Now, wasabi. Wasabi and horseradish contain a compound called allyl isothiocyanate, which is released when you cut or chew them. This is what gives wasabi and horseradish their pungent taste. Additionally, the vapors from allyl isothiocyanate travel up through your mouth to your naval cavity, triggering a response in the form of nose tingling or sneezing. 

Finally, Sichuan peppercorns. Sichuan peppercorns contain the compound hydroxy-alpha-sanshool, which stimulates touch receptors in your mouth, causing tingling and numbness. An experiment found that this tingling matched vibrations of 50 hertz, consistent with Meissner tactical receptors that send signals to the brain when the body comes into contact with vibrations from 10-80 hertz. 

The main reason why these plants trigger such strong reactions is related to evolution.
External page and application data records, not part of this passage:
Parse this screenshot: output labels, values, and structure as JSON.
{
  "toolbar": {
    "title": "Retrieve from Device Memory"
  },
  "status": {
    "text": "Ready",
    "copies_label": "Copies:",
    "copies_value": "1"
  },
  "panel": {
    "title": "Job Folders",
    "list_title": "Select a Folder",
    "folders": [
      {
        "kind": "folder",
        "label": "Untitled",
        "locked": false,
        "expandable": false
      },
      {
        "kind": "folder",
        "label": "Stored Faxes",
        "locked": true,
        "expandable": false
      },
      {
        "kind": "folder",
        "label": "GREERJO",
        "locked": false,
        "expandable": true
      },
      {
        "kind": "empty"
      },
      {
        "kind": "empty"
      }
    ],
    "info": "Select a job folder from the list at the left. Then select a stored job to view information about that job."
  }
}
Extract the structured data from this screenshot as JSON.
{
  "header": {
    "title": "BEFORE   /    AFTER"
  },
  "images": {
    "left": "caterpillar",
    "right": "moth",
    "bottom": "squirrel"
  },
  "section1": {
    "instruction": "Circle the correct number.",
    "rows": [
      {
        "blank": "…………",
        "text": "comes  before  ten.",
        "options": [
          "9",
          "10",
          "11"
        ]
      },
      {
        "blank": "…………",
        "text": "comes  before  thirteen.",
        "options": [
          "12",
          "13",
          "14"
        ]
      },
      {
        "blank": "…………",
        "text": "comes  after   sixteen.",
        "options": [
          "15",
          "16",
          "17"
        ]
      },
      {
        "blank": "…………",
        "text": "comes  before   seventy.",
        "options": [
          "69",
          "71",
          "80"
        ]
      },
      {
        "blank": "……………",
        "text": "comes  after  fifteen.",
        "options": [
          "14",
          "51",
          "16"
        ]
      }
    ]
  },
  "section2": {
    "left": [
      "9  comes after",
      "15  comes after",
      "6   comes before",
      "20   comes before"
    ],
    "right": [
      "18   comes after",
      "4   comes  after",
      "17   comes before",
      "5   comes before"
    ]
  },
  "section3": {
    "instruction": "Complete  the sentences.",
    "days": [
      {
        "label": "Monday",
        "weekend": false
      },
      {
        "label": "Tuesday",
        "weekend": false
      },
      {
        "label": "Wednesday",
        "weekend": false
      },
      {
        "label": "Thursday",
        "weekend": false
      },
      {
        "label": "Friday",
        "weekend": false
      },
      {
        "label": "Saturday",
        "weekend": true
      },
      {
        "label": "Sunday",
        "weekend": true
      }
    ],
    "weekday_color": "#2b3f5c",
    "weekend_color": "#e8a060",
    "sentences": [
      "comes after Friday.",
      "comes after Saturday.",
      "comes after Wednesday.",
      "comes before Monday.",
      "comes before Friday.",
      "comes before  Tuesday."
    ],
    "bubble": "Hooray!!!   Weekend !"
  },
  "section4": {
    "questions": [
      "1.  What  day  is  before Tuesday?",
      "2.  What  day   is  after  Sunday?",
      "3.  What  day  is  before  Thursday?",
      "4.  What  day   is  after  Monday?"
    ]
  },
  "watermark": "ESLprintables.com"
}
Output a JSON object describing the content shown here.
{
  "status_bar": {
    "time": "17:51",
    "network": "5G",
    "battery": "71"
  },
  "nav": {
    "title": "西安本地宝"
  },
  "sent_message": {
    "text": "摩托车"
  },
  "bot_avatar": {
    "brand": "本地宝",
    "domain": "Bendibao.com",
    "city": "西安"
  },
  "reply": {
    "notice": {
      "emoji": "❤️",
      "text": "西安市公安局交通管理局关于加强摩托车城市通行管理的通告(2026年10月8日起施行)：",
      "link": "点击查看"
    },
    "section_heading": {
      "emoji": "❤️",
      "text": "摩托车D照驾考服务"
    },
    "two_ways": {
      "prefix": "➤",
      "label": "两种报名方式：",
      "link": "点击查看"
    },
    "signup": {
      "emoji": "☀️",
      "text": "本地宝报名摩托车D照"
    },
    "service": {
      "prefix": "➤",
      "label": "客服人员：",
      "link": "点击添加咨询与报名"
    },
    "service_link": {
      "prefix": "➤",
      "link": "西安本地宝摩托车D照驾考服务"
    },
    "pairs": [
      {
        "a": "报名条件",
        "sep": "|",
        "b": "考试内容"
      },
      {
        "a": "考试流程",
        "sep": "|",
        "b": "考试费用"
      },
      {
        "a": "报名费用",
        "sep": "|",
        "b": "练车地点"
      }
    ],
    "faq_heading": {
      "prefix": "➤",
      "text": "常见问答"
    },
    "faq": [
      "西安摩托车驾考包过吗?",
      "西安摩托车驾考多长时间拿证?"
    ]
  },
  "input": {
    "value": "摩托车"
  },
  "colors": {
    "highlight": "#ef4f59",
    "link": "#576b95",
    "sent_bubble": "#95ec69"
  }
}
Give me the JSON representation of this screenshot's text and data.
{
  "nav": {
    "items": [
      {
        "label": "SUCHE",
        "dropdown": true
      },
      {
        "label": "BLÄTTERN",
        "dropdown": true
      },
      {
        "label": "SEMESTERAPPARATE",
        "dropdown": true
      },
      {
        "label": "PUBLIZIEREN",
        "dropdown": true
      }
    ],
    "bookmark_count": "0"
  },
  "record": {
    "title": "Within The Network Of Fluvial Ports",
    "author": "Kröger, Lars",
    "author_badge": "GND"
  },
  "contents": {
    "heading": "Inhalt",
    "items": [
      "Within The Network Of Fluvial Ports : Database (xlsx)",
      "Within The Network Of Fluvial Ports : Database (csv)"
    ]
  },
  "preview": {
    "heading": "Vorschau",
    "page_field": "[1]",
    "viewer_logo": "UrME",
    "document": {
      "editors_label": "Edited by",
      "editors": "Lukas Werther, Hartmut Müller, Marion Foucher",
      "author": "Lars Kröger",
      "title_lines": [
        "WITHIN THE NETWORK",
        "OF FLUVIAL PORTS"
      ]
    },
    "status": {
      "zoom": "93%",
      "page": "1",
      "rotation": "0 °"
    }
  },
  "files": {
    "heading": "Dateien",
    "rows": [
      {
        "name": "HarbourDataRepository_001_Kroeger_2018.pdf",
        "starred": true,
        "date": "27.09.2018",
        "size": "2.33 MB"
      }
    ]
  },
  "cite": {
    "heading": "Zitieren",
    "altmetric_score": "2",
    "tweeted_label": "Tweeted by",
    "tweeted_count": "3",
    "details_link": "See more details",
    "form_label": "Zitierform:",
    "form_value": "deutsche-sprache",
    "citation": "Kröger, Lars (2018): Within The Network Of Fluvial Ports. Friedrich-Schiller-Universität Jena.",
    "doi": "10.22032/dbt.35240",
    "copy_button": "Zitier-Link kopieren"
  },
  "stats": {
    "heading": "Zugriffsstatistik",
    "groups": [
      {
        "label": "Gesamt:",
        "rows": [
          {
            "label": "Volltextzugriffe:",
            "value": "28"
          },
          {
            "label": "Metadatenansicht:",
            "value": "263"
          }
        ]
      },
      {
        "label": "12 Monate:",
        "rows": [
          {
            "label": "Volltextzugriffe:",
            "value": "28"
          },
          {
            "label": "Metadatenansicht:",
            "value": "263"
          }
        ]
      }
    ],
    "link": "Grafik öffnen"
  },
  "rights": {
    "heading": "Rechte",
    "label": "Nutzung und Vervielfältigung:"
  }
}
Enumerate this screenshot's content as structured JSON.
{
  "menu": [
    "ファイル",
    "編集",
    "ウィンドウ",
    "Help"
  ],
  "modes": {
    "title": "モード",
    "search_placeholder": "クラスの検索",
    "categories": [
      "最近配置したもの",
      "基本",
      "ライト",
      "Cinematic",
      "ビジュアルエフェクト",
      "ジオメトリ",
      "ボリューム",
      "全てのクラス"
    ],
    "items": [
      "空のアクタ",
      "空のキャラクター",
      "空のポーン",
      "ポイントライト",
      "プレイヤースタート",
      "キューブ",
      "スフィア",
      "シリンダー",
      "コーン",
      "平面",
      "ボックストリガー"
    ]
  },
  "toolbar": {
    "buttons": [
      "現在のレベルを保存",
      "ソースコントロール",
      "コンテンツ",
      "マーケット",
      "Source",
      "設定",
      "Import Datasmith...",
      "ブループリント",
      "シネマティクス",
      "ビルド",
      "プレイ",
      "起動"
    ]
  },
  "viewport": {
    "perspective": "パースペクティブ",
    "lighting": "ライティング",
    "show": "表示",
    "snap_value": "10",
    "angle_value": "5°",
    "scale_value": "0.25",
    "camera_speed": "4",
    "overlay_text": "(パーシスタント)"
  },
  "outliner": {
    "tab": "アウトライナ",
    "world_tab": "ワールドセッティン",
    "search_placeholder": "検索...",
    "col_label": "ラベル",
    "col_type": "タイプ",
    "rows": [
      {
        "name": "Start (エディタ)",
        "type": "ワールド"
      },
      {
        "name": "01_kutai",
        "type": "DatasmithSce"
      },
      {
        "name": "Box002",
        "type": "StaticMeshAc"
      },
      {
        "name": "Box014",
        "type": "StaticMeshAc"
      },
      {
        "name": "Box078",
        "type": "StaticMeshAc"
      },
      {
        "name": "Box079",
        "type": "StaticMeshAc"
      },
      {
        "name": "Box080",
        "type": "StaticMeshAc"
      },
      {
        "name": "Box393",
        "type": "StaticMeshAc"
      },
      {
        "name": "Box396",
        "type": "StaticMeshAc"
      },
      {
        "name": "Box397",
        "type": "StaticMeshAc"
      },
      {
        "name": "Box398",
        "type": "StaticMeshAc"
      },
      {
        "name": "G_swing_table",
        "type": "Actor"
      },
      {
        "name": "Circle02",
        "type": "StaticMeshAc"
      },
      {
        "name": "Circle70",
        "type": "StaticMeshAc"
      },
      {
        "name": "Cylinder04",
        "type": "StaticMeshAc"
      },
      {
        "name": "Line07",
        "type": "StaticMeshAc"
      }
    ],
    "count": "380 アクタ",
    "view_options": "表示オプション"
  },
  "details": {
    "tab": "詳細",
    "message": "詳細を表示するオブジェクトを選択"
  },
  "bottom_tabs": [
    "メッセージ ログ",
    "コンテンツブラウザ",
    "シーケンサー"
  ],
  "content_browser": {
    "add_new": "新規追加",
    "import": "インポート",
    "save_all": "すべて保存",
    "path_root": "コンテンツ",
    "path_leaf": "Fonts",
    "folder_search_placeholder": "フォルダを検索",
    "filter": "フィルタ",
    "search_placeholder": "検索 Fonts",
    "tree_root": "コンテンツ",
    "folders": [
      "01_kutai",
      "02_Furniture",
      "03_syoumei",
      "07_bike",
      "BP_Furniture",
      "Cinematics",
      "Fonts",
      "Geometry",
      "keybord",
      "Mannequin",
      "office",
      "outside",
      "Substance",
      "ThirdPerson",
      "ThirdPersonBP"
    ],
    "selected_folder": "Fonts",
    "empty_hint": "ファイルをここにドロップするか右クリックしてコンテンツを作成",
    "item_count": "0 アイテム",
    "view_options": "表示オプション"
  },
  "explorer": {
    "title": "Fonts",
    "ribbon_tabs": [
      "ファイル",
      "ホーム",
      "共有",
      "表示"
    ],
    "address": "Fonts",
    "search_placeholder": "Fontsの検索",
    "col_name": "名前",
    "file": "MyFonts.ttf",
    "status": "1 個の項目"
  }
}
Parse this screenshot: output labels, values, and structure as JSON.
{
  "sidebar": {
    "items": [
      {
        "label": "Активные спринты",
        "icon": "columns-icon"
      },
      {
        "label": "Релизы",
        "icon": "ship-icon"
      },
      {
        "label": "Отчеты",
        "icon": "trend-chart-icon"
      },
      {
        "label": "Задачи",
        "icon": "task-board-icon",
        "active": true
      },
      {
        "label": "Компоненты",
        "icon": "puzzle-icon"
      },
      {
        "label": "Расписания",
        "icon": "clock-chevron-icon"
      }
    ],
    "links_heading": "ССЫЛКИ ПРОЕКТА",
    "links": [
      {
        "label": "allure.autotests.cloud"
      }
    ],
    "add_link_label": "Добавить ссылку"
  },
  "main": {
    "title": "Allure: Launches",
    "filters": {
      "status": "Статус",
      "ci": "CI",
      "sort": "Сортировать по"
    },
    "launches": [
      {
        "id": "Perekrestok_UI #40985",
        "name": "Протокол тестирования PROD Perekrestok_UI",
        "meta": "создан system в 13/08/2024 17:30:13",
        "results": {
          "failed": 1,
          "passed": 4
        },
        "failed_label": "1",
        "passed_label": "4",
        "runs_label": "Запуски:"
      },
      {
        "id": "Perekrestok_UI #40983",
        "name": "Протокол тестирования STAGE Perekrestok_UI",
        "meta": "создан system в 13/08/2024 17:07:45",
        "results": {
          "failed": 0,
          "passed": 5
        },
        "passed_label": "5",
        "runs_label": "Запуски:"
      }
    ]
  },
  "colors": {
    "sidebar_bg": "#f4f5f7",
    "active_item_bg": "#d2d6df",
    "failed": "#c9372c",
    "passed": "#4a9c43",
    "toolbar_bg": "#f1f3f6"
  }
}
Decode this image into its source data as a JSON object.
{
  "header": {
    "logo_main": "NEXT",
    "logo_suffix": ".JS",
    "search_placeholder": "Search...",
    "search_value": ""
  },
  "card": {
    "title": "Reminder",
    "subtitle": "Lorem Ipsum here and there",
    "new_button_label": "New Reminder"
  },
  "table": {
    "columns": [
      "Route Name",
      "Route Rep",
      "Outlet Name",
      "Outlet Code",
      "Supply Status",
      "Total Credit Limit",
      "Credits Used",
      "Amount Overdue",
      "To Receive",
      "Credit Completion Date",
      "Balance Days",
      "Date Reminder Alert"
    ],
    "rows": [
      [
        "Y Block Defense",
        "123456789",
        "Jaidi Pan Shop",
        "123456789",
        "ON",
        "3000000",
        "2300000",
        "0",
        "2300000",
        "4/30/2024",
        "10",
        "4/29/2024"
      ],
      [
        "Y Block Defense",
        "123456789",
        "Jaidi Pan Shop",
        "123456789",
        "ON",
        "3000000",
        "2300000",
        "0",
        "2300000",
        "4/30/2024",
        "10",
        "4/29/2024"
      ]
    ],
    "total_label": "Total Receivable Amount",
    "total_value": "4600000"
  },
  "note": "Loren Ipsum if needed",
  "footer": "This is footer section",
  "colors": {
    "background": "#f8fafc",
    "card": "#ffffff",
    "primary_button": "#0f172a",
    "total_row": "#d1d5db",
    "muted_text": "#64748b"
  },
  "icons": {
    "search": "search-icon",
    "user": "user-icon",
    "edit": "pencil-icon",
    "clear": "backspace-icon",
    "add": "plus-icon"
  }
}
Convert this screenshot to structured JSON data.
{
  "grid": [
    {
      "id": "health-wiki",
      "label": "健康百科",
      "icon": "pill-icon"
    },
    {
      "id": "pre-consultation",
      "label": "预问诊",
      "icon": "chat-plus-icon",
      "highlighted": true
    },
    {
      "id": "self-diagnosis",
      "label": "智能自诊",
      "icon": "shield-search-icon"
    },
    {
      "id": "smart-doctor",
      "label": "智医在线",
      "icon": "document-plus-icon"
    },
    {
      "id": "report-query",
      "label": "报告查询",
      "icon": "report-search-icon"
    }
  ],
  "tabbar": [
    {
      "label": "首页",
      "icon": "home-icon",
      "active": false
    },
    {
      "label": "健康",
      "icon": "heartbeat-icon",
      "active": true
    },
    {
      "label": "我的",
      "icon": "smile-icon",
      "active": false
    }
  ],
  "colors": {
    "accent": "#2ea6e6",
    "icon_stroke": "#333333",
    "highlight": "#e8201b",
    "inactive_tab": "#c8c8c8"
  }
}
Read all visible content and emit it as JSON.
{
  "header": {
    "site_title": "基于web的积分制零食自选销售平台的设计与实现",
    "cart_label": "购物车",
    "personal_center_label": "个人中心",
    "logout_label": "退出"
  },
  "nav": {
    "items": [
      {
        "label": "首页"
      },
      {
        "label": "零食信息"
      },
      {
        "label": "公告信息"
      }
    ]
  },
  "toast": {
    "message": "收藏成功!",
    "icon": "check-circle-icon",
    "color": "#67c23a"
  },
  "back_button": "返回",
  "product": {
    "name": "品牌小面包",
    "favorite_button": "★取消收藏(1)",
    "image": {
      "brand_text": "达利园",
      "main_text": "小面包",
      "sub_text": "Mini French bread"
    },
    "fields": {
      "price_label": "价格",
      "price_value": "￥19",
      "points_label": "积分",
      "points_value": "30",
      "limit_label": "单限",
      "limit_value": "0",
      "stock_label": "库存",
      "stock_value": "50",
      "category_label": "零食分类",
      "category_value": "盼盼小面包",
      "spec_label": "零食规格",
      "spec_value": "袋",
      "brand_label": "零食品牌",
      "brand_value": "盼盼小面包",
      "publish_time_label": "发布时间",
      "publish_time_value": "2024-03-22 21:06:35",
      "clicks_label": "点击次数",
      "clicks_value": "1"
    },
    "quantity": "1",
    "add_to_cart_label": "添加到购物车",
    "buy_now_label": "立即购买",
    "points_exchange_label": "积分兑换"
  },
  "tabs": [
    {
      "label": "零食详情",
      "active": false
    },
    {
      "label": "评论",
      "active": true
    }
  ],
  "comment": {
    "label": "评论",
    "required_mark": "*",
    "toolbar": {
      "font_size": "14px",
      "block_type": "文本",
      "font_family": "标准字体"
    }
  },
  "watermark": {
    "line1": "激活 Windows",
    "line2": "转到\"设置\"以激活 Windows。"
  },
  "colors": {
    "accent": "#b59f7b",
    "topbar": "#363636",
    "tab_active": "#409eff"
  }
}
One option to defend themselves is to trigger a chemical reaction if a predator bites into their flesh. So, if you’re ever tempted to experiment with a Sichuan peppercorn-crusted Jalapeno pepper stuffed with wasabi paste, and your intuition tells you to stay away, that’s just Mother Nature’s evolutionary work at play.


References

Amato, I. (2023, May 20). How your harsh reaction to horseradish may lead to new pain-managing medicines. The Washington Post. https://www.washingtonpost.com/national/health-science/how-your-harsh-reaction-to-horseradish-may-lead-to-new-pain-managing-medicines/2011/08/31/gIQAskEE4J_story.html

LeRoy, M. (2023). How to read the Scoville Pepper Scale. WebstaurantStore. https://www.webstaurantstore.com/blog/3790/what-is-the-scoville-scale.html

Pasricha, T. (2023, May 5). What happens to my body when I eat spicy food? The New York Times. Retrieved October 14, 2023, from https://www.nytimes.com/2023/05/05/well/eat/spicy-food-body-health.html?searchResultPosition=3

Silvestro, R. (2022, November 4). Why some like it hot: The science of spiciness. Phys.org. https://phys.org/news/2022-11-hot-science-spiciness.html

Stromberg, J. (2013, September 10). Why Szechuan Peppers Make Your Lips Go Numb. Smithsonian.com. https://www.smithsonianmag.com/science-nature/why-szechuan-peppers-make-your-lips-go-numb-5668606/

Stumm, A. (2022, March 25). What are Sichuan peppercorns, and what is that tingle? Christopher Kimball’s Milk Street. https://www.177milkstreet.com/2022/03/what-are-sichuan-peppercorns

Webber, R. (2021, October 5). Horseradish and wasabi: Why do they burn your sinuses? Greatist. https://greatist.com/eat/why-do-horseradish-and-wasabi-burn-your-sinuses